One might object that rock and roll is hardly great art; but the story of American jazz is much the same, a story of large social and cultural forces converging at a single point. As with rock and roll, it is difficult to imagine how government guidance might have accelerated the process that resulted in jazz music, but quite easy to see how it might have hindered it, if only by bestowing upon jazz the unwarranted status of officially sanctioned art. In the end, energetic government support of new art will tend only to magnify already existing tendencies and ignore the truly innovative ones (much as the official French art apparatus ignored Impressionism in its day).
This is not to say that government support does harm across the board. The question always is: support for what? In the case of the performing arts, which depend on an unbroken living tradition that is passed on collectively, it can do much good. The audiences for music and dance have long been graying (perhaps whitening is now the better term), and there is much concern that they will vanish within a generation’s time. Here, the role of the NEA would not be to create but rather to preserve or, if it comes to that, to “cocoon” art by means of a holding action: for instance, subsidizing classical orchestras and ballet companies so as to maintain a cadre of professionals who will keep alive what would otherwise become a dead language. As it happens, this is precisely the area where the NEA record has historically been brightest.
Another proper area of public action is the precipitous decline in recreational reading on the part of young Americans, a decline with not only cultural ramifications but ominous practical ones—including the future ability of the American labor force to read and write reports, interpret instructions, and analyze problems verbally. Even at the risk of falling prey to an instrumental view of the arts, one would do well to support the NEA’s recent focus on studying the condition of American literacy and instituting programs for advancing it.
For obvious political reasons, the NEA is not about to be abolished in the near future. That being the case, why should it not devote itself to those things that it can do—and remove itself from those activities, like choosing which trends to embrace in contemporary art, in which it is unfit to judge?

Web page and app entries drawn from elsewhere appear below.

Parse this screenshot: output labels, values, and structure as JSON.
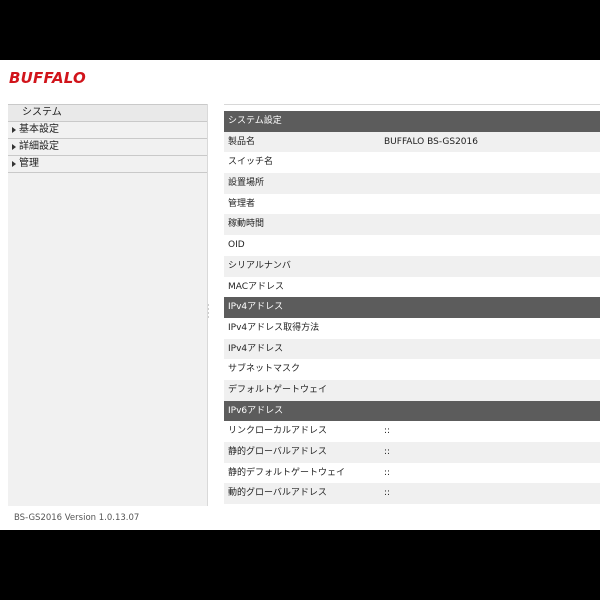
{
  "header": {
    "logo": "BUFFALO"
  },
  "menu": {
    "items": [
      {
        "label": "システム",
        "selected": true,
        "has_arrow": false
      },
      {
        "label": "基本設定",
        "selected": false,
        "has_arrow": true
      },
      {
        "label": "詳細設定",
        "selected": false,
        "has_arrow": true
      },
      {
        "label": "管理",
        "selected": false,
        "has_arrow": true
      }
    ]
  },
  "footer": {
    "version": "BS-GS2016 Version 1.0.13.07"
  },
  "rows": [
    {
      "type": "section",
      "label": "システム設定",
      "value": ""
    },
    {
      "type": "row",
      "label": "製品名",
      "value": "BUFFALO BS-GS2016"
    },
    {
      "type": "row",
      "label": "スイッチ名",
      "value": ""
    },
    {
      "type": "row",
      "label": "設置場所",
      "value": ""
    },
    {
      "type": "row",
      "label": "管理者",
      "value": ""
    },
    {
      "type": "row",
      "label": "稼動時間",
      "value": ""
    },
    {
      "type": "row",
      "label": "OID",
      "value": ""
    },
    {
      "type": "row",
      "label": "シリアルナンバ",
      "value": ""
    },
    {
      "type": "row",
      "label": "MACアドレス",
      "value": ""
    },
    {
      "type": "section",
      "label": "IPv4アドレス",
      "value": ""
    },
    {
      "type": "row",
      "label": "IPv4アドレス取得方法",
      "value": ""
    },
    {
      "type": "row",
      "label": "IPv4アドレス",
      "value": ""
    },
    {
      "type": "row",
      "label": "サブネットマスク",
      "value": ""
    },
    {
      "type": "row",
      "label": "デフォルトゲートウェイ",
      "value": ""
    },
    {
      "type": "section",
      "label": "IPv6アドレス",
      "value": ""
    },
    {
      "type": "row",
      "label": "リンクローカルアドレス",
      "value": "::"
    },
    {
      "type": "row",
      "label": "静的グローバルアドレス",
      "value": "::"
    },
    {
      "type": "row",
      "label": "静的デフォルトゲートウェイ",
      "value": "::"
    },
    {
      "type": "row",
      "label": "動的グローバルアドレス",
      "value": "::"
    }
  ]
}
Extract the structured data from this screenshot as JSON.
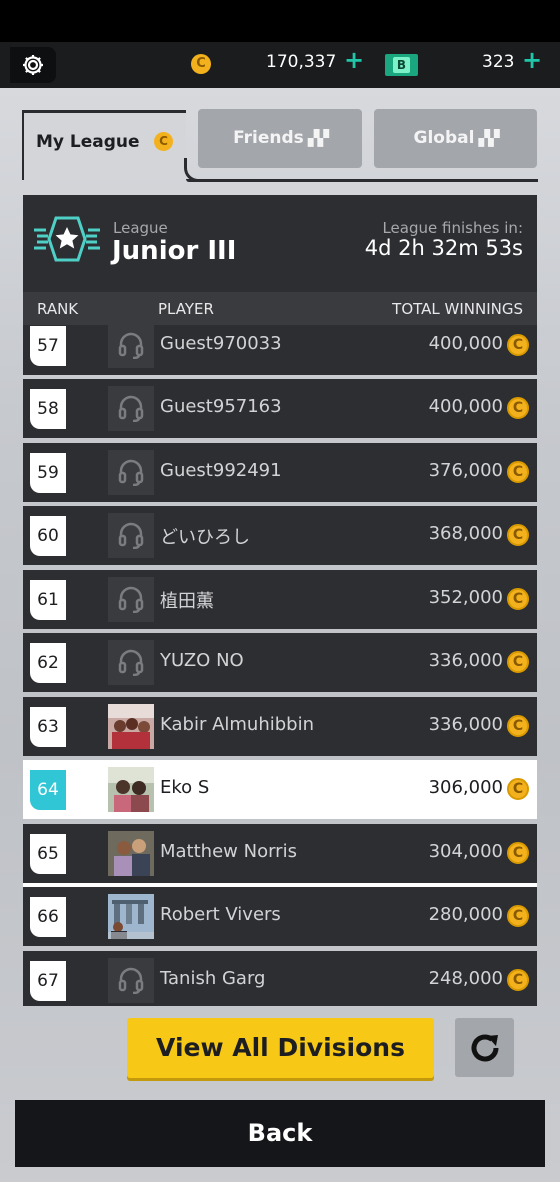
{
  "topbar": {
    "coin_symbol": "C",
    "coins": "170,337",
    "coins_plus": "+",
    "bucks_symbol": "B",
    "bucks": "323",
    "bucks_plus": "+"
  },
  "tabs": [
    {
      "label": "My League",
      "active": true
    },
    {
      "label": "Friends",
      "active": false
    },
    {
      "label": "Global",
      "active": false
    }
  ],
  "league": {
    "small_label": "League",
    "name": "Junior III",
    "finish_label": "League finishes in:",
    "finish_time": "4d 2h 32m 53s"
  },
  "columns": {
    "rank": "RANK",
    "player": "PLAYER",
    "winnings": "TOTAL WINNINGS"
  },
  "rows": [
    {
      "rank": "57",
      "name": "Guest970033",
      "amount": "400,000"
    },
    {
      "rank": "58",
      "name": "Guest957163",
      "amount": "400,000"
    },
    {
      "rank": "59",
      "name": "Guest992491",
      "amount": "376,000"
    },
    {
      "rank": "60",
      "name": "どいひろし",
      "amount": "368,000"
    },
    {
      "rank": "61",
      "name": "植田薫",
      "amount": "352,000"
    },
    {
      "rank": "62",
      "name": "YUZO NO",
      "amount": "336,000"
    },
    {
      "rank": "63",
      "name": "Kabir Almuhibbin",
      "amount": "336,000"
    },
    {
      "rank": "64",
      "name": "Eko S",
      "amount": "306,000"
    },
    {
      "rank": "65",
      "name": "Matthew Norris",
      "amount": "304,000"
    },
    {
      "rank": "66",
      "name": "Robert Vivers",
      "amount": "280,000"
    },
    {
      "rank": "67",
      "name": "Tanish Garg",
      "amount": "248,000"
    }
  ],
  "buttons": {
    "view_all": "View All Divisions",
    "back": "Back"
  },
  "colors": {
    "accent_coin": "#f3b21d",
    "highlight_rank": "#30c6d6",
    "primary_button": "#f7c815",
    "plus_green": "#1fc7a8"
  }
}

To be sure, the NEA no longer provides direct grants to contemporary artists, and now supports them only indirectly, insulated by several layers of bureaucracy. But this further increases administrative costs and diminishes the percentage of the NEA budget that actually reaches performers and artists. A better solution would be a blanket decision to support no contemporary work whatsoever. Something like that was behind William F. Buckley, Jr.’s proposal in 1989 that no NEA funds go toward subsidizing “any putative work of art under 50 years old.” This, Buckley explained, “would distinguish the Rodins from the Mapplethorpes.”
Perhaps in 50 years we will come to recognize Mapplethorpe as a Rodin; perhaps not. In either case, the 50-year rule would permit the dust and clutter of current events to settle, and in the meantime enable the NEA better to steward America’s artistic patrimony by supporting museums, exhibitions, and performances of works validated by the cumulative consensus of time. This alone could help mend the breach between the American public and its arts community, not to mention the tragic and unnecessary division of Right and Left over what should properly be the legacy of us all.